» **SUPPLIED MATERIAL**
------------------------------------------------------------

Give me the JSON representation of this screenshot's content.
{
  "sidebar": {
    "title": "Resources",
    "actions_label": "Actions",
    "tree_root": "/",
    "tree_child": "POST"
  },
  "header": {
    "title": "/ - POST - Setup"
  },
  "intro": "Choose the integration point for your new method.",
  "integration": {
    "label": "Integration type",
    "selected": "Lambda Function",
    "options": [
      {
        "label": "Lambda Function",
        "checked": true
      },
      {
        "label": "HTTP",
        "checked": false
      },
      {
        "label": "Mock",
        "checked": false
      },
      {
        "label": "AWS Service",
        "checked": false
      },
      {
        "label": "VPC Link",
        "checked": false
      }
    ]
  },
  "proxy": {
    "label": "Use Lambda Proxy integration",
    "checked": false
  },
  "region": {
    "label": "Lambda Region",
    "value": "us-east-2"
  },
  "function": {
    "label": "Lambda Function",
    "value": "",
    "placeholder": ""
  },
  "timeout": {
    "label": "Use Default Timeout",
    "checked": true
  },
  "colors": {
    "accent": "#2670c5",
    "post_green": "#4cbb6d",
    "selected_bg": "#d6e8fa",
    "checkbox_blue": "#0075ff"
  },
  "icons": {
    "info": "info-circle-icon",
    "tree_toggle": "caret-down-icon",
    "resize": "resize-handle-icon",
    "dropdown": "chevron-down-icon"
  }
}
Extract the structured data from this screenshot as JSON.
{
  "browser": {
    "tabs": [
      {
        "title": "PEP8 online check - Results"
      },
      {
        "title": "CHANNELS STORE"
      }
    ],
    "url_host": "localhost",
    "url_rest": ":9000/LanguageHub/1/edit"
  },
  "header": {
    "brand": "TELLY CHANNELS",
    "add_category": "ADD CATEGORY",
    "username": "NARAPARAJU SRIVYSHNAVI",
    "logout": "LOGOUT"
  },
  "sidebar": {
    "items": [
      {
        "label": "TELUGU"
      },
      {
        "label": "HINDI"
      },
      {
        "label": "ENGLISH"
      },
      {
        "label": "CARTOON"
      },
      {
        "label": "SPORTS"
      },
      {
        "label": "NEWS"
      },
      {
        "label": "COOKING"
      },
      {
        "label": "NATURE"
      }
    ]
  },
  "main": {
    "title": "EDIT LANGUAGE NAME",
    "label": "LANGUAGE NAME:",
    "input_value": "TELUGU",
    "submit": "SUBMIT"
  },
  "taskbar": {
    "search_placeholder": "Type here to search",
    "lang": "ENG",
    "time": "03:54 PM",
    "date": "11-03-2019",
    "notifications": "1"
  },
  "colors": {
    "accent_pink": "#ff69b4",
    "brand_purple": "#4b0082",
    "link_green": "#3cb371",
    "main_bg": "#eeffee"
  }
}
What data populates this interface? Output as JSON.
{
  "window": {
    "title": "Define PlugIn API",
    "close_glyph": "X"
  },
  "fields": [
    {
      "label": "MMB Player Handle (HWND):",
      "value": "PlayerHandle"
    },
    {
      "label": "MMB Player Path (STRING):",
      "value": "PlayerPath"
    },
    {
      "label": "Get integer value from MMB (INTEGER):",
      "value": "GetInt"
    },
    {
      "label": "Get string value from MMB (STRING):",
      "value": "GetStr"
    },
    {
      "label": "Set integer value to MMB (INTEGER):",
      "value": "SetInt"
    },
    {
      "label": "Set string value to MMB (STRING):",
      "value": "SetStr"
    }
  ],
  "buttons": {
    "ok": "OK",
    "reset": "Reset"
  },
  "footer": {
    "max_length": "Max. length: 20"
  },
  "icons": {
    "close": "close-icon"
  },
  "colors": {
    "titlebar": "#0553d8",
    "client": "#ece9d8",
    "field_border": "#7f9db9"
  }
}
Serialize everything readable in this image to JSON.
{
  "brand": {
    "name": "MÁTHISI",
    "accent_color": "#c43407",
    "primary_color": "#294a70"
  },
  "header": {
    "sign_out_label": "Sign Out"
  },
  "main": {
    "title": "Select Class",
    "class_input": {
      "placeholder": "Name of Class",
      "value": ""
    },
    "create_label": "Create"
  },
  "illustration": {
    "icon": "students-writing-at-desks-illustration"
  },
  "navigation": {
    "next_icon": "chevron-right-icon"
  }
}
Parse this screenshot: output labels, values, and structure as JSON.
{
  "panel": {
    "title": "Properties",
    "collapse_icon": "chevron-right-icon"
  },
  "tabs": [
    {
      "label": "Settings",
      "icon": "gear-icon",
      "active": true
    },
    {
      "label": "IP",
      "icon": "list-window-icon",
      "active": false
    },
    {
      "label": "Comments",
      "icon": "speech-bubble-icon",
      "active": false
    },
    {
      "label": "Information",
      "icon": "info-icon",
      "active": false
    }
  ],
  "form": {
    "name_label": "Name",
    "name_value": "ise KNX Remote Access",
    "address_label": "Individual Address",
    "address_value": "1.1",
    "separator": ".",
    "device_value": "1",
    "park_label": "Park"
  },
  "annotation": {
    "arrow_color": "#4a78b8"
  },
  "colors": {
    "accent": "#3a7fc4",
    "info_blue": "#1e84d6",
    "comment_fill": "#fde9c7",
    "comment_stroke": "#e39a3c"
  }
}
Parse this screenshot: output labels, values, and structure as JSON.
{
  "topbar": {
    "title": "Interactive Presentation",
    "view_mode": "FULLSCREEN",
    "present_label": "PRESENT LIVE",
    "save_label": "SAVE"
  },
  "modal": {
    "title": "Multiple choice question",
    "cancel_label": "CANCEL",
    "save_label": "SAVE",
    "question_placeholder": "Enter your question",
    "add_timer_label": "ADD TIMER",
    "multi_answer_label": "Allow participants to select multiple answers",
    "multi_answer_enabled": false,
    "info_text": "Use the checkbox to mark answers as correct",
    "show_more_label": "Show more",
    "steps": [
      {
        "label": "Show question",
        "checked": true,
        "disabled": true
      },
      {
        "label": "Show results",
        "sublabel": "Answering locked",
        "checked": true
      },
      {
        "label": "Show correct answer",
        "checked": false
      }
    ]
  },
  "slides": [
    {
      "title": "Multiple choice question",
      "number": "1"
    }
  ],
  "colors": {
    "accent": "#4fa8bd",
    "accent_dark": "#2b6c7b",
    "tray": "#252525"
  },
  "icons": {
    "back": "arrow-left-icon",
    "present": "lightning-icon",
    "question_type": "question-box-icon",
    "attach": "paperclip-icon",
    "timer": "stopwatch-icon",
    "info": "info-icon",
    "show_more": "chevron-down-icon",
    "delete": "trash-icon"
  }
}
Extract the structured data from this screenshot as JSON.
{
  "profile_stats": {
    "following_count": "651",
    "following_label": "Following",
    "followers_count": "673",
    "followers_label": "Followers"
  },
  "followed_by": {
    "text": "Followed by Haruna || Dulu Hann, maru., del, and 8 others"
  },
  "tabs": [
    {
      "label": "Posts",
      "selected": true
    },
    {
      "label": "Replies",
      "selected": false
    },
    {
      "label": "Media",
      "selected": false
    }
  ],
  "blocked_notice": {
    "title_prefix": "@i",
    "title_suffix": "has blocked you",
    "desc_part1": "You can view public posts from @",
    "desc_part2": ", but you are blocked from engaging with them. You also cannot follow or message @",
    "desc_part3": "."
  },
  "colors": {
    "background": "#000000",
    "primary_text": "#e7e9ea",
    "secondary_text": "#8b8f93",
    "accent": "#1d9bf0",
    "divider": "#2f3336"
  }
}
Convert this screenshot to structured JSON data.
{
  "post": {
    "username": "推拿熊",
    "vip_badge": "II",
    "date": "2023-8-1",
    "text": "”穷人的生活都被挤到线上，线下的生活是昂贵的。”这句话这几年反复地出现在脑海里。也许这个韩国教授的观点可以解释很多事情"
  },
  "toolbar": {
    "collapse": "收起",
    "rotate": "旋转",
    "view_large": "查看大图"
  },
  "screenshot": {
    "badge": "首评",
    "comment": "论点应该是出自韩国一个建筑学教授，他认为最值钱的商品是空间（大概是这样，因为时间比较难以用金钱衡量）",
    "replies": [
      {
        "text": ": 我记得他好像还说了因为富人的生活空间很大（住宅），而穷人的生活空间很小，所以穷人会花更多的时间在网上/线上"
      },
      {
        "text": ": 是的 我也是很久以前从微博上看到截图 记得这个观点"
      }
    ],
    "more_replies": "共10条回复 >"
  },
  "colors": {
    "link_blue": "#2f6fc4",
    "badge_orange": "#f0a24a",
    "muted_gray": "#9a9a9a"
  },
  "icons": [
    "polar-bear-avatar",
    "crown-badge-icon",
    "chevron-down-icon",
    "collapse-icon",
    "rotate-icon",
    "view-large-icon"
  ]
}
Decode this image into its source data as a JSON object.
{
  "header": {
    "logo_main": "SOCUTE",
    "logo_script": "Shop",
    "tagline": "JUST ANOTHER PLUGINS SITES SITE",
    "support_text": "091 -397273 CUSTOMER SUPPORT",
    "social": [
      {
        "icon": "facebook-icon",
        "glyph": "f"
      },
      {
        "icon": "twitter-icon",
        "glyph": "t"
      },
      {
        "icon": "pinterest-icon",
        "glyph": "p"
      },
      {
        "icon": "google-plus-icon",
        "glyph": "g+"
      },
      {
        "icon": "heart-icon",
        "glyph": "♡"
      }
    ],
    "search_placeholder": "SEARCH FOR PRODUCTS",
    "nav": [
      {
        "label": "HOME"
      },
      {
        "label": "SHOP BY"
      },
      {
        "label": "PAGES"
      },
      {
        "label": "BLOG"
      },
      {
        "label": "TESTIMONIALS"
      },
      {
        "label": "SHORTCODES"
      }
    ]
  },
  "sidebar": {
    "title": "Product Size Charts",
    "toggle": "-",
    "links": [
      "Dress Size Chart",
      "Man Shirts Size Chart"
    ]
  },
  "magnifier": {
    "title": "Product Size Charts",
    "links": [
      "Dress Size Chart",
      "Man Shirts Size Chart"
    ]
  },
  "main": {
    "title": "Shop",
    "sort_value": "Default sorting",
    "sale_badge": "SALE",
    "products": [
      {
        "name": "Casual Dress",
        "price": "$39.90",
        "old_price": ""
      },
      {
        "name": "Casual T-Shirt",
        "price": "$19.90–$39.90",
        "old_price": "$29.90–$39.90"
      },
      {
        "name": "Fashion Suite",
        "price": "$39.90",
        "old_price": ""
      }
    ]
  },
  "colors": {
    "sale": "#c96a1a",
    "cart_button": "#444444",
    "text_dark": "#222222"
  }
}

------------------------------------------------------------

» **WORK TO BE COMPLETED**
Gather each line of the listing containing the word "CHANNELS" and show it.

» **COMPLETED TASK**
        "title": "CHANNELS STORE"
    "brand": "TELLY CHANNELS",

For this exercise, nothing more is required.